WHAT YOU NEED TO DO: Filter these entries down to lines holding "title".
┄┄┄┄┄┄┄┄┄┄┄┄┄┄┄┄┄┄┄┄
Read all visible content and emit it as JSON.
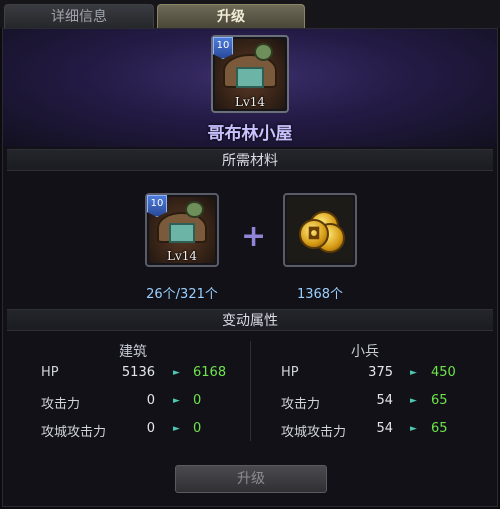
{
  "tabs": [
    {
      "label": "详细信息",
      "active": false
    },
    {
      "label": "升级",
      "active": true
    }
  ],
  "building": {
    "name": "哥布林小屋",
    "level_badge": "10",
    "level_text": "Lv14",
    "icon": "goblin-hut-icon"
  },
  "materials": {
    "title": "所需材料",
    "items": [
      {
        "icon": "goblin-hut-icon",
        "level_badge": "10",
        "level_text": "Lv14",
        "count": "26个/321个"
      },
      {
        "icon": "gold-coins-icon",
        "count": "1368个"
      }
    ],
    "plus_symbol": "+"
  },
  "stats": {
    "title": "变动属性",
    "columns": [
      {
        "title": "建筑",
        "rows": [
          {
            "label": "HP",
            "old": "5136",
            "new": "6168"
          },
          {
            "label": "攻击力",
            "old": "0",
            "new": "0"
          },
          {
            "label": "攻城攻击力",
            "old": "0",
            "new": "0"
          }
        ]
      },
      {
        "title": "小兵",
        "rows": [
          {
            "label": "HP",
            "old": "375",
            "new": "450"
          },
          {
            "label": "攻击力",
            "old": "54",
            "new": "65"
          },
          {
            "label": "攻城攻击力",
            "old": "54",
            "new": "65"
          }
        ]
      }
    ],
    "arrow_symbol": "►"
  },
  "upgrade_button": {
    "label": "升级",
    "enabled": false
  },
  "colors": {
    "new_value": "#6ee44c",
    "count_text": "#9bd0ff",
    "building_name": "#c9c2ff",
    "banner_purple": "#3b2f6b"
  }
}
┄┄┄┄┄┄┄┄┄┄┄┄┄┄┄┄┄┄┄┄
COMPLETED TASK:
    "title": "所需材料",
    "title": "变动属性",
        "title": "建筑",
        "title": "小兵",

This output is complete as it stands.